Data supplied Block Start

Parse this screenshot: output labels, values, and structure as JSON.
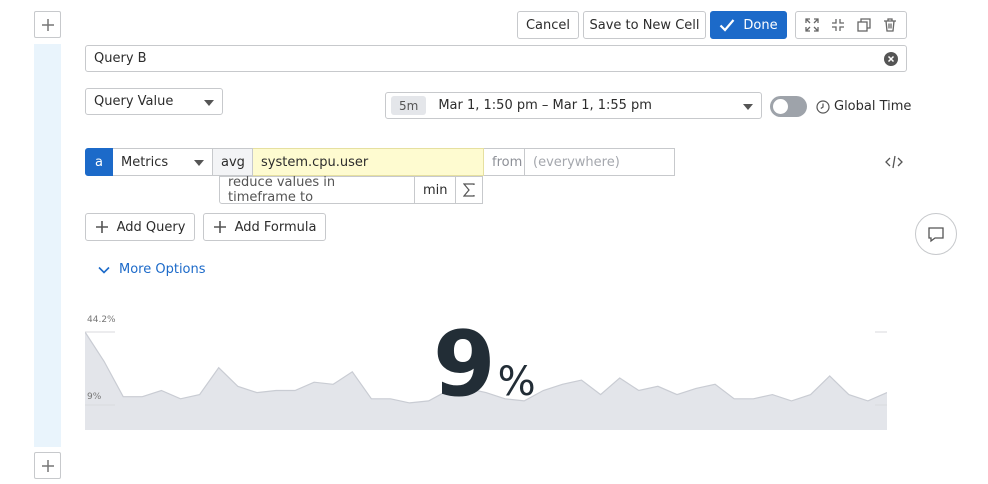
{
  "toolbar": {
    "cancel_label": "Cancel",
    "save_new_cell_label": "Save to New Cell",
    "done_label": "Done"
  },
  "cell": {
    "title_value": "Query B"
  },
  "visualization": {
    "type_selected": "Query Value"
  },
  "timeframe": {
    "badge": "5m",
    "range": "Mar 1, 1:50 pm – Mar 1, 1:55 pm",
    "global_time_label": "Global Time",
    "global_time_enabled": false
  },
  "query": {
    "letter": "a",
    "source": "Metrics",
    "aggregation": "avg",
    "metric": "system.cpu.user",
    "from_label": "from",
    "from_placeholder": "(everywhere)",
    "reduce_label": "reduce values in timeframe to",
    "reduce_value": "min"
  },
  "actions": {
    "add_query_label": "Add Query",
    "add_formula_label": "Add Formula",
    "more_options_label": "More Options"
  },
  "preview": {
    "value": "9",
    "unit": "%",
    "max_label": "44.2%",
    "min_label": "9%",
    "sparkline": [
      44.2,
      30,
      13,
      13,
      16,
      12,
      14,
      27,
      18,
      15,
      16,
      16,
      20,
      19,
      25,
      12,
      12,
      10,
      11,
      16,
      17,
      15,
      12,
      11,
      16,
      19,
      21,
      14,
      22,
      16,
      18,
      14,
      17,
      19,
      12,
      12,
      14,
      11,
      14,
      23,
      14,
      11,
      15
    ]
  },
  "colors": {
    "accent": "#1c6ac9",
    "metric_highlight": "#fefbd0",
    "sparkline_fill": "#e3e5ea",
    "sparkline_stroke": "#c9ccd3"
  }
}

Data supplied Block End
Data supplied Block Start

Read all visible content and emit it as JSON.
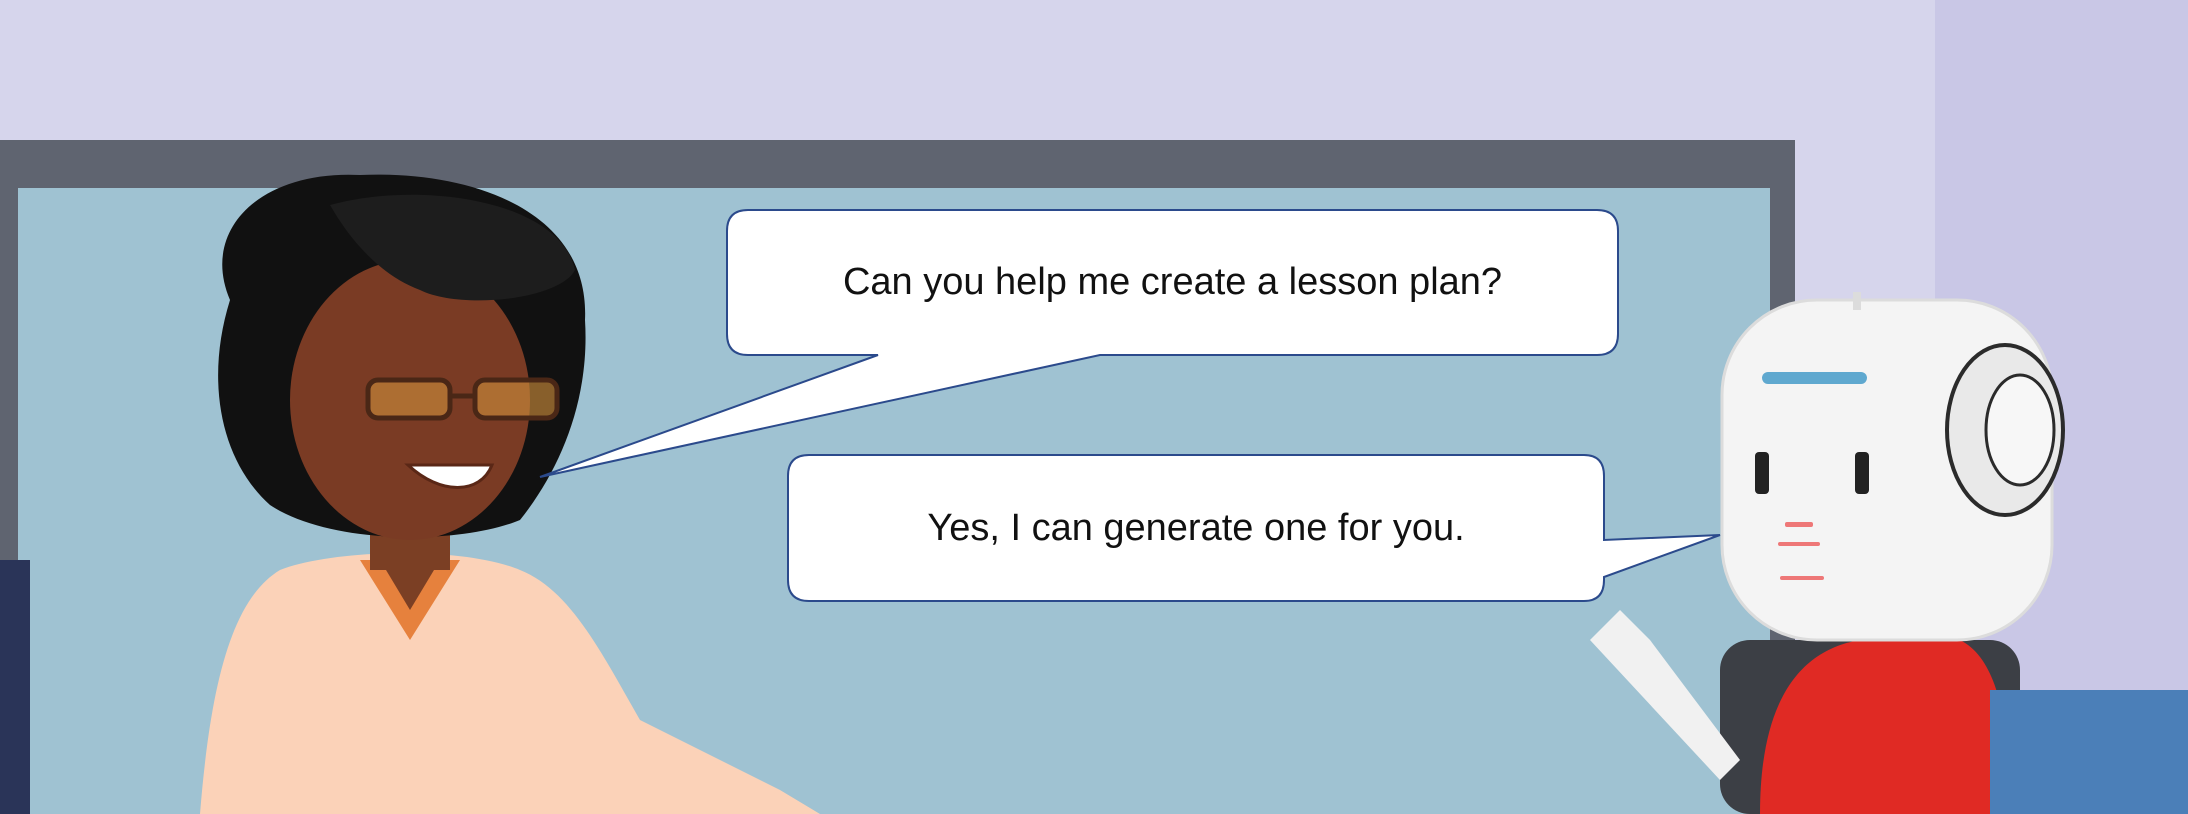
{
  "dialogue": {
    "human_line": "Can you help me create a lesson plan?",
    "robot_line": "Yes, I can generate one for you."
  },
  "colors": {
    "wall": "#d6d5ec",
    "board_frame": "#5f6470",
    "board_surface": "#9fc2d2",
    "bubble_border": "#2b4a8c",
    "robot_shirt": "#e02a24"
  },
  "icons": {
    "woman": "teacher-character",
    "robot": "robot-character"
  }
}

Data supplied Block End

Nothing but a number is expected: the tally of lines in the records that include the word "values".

2